In the months leading up to election, teachers and administrators attempt to untangle the mess that politicians create. Public school workers sit in lounges or huddled groups after school to consider where politicians stand in regards to the disastrous NCLB Act and slightly improved Elementary and Secondary Education Act Reauthorization (Blueprint for Reform). These large acts determine the role of standardized testing as well as national standards, funding and curriculum changes in public schools. Additionally, like other employees, teachers take changes to their retirement seriously. Finally, many states have particular situations within their public school system, shaping voters' ideas, such as Illinois, which has controversially borrowed against teacher retirement systems. (Outside of the Chicago area, that is. Chicago teachers have a different retirement system than the rest of Illinois teachers. This should not be surprising, as all Chicago unions have heavy voting power. Ridiculous borrowing from such powerful constituents' retirement funds is an unpopular move). All of these small nuances, small aspects, shape the way public school employees work, think about the election and eventually, teach students. It may behoove average voters to look at voting from public school employees' perspectives.
Aside from the issues, other factors shape public school employees' votes. Teacher unions play a role as advertising does, especially when unions send out their typical letter of endorsements. Teachers' involvement with their unions, favorable or negative, affects if they will read the letter or not. Teachers' beliefs in regard to praying in public schools, tenure and merit pay influence their allegiance to candidates too.
Politicians unfortunately service educators and those casting votes in regard to education every other November. Education is a comfy, loving topic.

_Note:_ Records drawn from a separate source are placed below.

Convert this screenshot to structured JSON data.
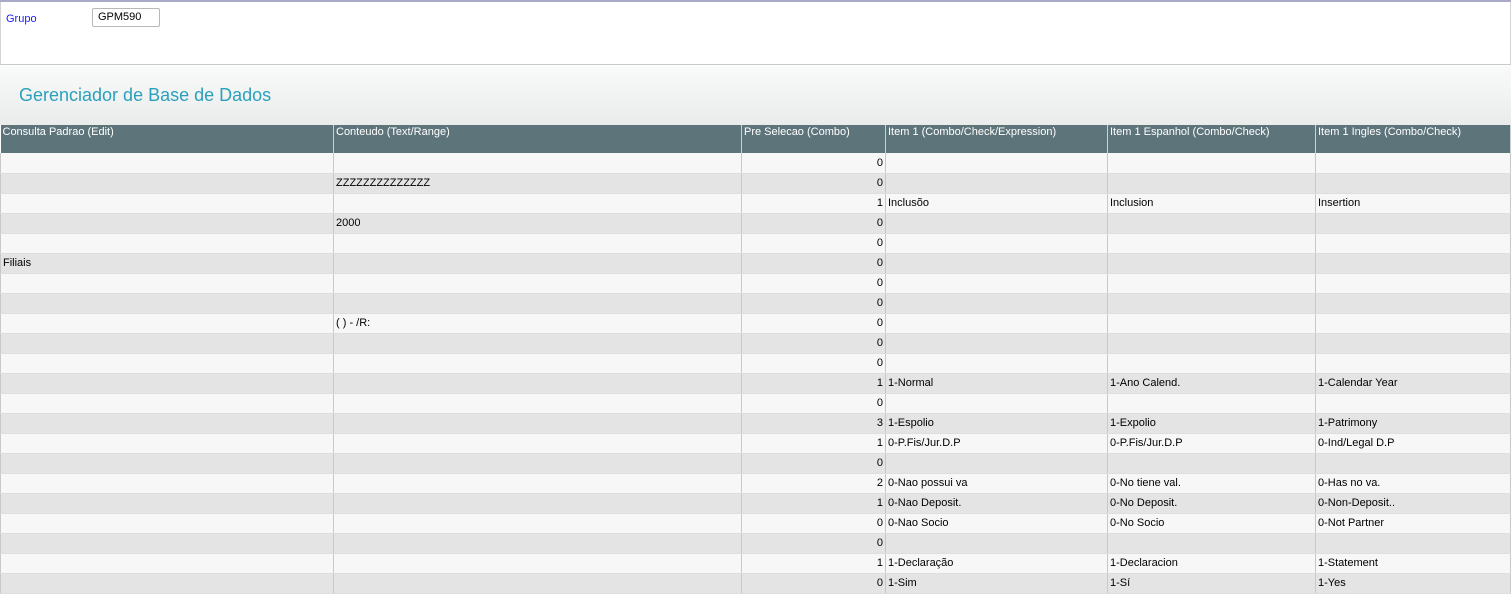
{
  "filter": {
    "label": "Grupo",
    "value": "GPM590"
  },
  "page": {
    "title": "Gerenciador de Base de Dados"
  },
  "table": {
    "columns": [
      "Consulta Padrao (Edit)",
      "Conteudo (Text/Range)",
      "Pre Selecao (Combo)",
      "Item 1 (Combo/Check/Expression)",
      "Item 1 Espanhol (Combo/Check)",
      "Item 1 Ingles (Combo/Check)"
    ],
    "rows": [
      [
        "",
        "",
        "0",
        "",
        "",
        ""
      ],
      [
        "",
        "ZZZZZZZZZZZZZZ",
        "0",
        "",
        "",
        ""
      ],
      [
        "",
        "",
        "1",
        "Inclusõo",
        "Inclusion",
        "Insertion"
      ],
      [
        "",
        "2000",
        "0",
        "",
        "",
        ""
      ],
      [
        "",
        "",
        "0",
        "",
        "",
        ""
      ],
      [
        "Filiais",
        "",
        "0",
        "",
        "",
        ""
      ],
      [
        "",
        "",
        "0",
        "",
        "",
        ""
      ],
      [
        "",
        "",
        "0",
        "",
        "",
        ""
      ],
      [
        "",
        "(    )    -    /R:",
        "0",
        "",
        "",
        ""
      ],
      [
        "",
        "",
        "0",
        "",
        "",
        ""
      ],
      [
        "",
        "",
        "0",
        "",
        "",
        ""
      ],
      [
        "",
        "",
        "1",
        "1-Normal",
        "1-Ano Calend.",
        "1-Calendar Year"
      ],
      [
        "",
        "",
        "0",
        "",
        "",
        ""
      ],
      [
        "",
        "",
        "3",
        "1-Espolio",
        "1-Expolio",
        "1-Patrimony"
      ],
      [
        "",
        "",
        "1",
        "0-P.Fis/Jur.D.P",
        "0-P.Fis/Jur.D.P",
        "0-Ind/Legal D.P"
      ],
      [
        "",
        "",
        "0",
        "",
        "",
        ""
      ],
      [
        "",
        "",
        "2",
        "0-Nao possui va",
        "0-No tiene val.",
        "0-Has no va."
      ],
      [
        "",
        "",
        "1",
        "0-Nao Deposit.",
        "0-No Deposit.",
        "0-Non-Deposit.."
      ],
      [
        "",
        "",
        "0",
        "0-Nao Socio",
        "0-No Socio",
        "0-Not Partner"
      ],
      [
        "",
        "",
        "0",
        "",
        "",
        ""
      ],
      [
        "",
        "",
        "1",
        "1-Declaração",
        "1-Declaracion",
        "1-Statement"
      ],
      [
        "",
        "",
        "0",
        "1-Sim",
        "1-Sí",
        "1-Yes"
      ]
    ]
  }
}
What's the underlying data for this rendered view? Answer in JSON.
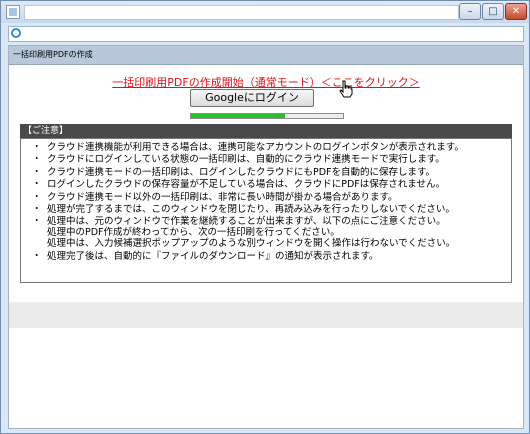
{
  "page": {
    "section_title": "一括印刷用PDFの作成",
    "start_link": "一括印刷用PDFの作成開始（通常モード）＜ここをクリック＞",
    "google_login_button": "Googleにログイン",
    "progress": 0.62
  },
  "notice": {
    "header": "【ご注意】",
    "items": [
      {
        "lines": [
          "クラウド連携機能が利用できる場合は、連携可能なアカウントのログインボタンが表示されます。"
        ]
      },
      {
        "lines": [
          "クラウドにログインしている状態の一括印刷は、自動的にクラウド連携モードで実行します。"
        ]
      },
      {
        "lines": [
          "クラウド連携モードの一括印刷は、ログインしたクラウドにもPDFを自動的に保存します。"
        ]
      },
      {
        "lines": [
          "ログインしたクラウドの保存容量が不足している場合は、クラウドにPDFは保存されません。"
        ]
      },
      {
        "lines": [
          "クラウド連携モード以外の一括印刷は、非常に長い時間が掛かる場合があります。"
        ]
      },
      {
        "lines": [
          "処理が完了するまでは、このウィンドウを閉じたり、再読み込みを行ったりしないでください。"
        ]
      },
      {
        "lines": [
          "処理中は、元のウィンドウで作業を継続することが出来ますが、以下の点にご注意ください。",
          "処理中のPDF作成が終わってから、次の一括印刷を行ってください。",
          "処理中は、入力候補選択ポップアップのような別ウィンドウを開く操作は行わないでください。"
        ]
      },
      {
        "lines": [
          "処理完了後は、自動的に『ファイルのダウンロード』の通知が表示されます。"
        ]
      }
    ]
  },
  "window": {
    "minimize_glyph": "–",
    "maximize_glyph": "□",
    "close_glyph": "✕"
  },
  "colors": {
    "link": "#e0131a",
    "progress_fill": "#2bc02b",
    "notice_header_bg": "#4a4a4a"
  },
  "icons": [
    "app-icon",
    "ie-icon",
    "hand-cursor-icon"
  ]
}
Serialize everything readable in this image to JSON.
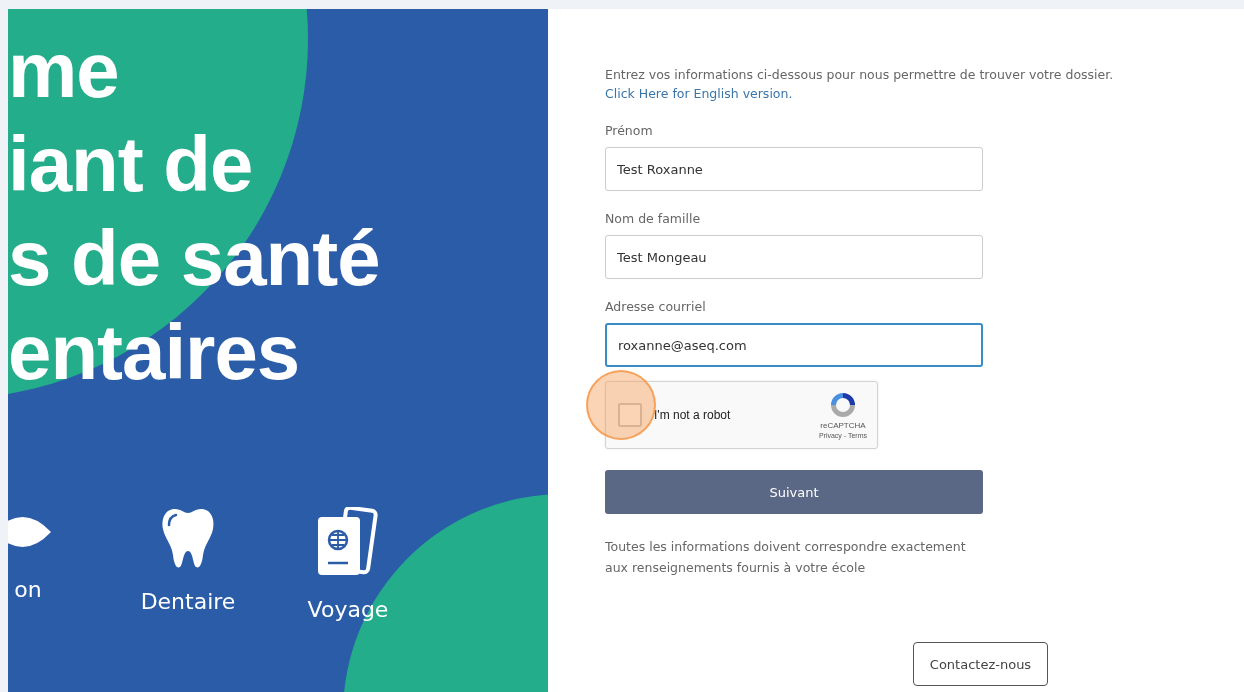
{
  "banner": {
    "headline_lines": [
      "me",
      "iant de",
      "s de santé",
      "entaires"
    ],
    "categories": [
      {
        "kind": "eye",
        "label": "on"
      },
      {
        "kind": "tooth",
        "label": "Dentaire"
      },
      {
        "kind": "passport",
        "label": "Voyage"
      }
    ]
  },
  "form": {
    "intro": "Entrez vos informations ci-dessous pour nous permettre de trouver votre dossier.",
    "english_link": "Click Here for English version.",
    "fields": [
      {
        "label": "Prénom",
        "value": "Test Roxanne",
        "focused": false
      },
      {
        "label": "Nom de famille",
        "value": "Test Mongeau",
        "focused": false
      },
      {
        "label": "Adresse courriel",
        "value": "roxanne@aseq.com",
        "focused": true
      }
    ],
    "captcha": {
      "label": "I'm not a robot",
      "checked": false,
      "brand": "reCAPTCHA",
      "links": "Privacy - Terms",
      "click_marker": true
    },
    "submit": "Suivant",
    "note": "Toutes les informations doivent correspondre exactement aux renseignements fournis à votre école",
    "contact_button": "Contactez-nous"
  }
}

All politicians support education and they all want to improve our schools. The challenge is finding those who will actually do so, and not just provide excuses and more lip service in two years. I encourage voters to consider the important role education plays in bettering lives and society, investigate politicians' follow-through concerning education, and then vote. Hopefully, voters have an overall idea of what shapes pubic school workers' votes. It is up to each of us to vote for the strongest woman or man in support of education.
Photo Credit: Theresa Thompson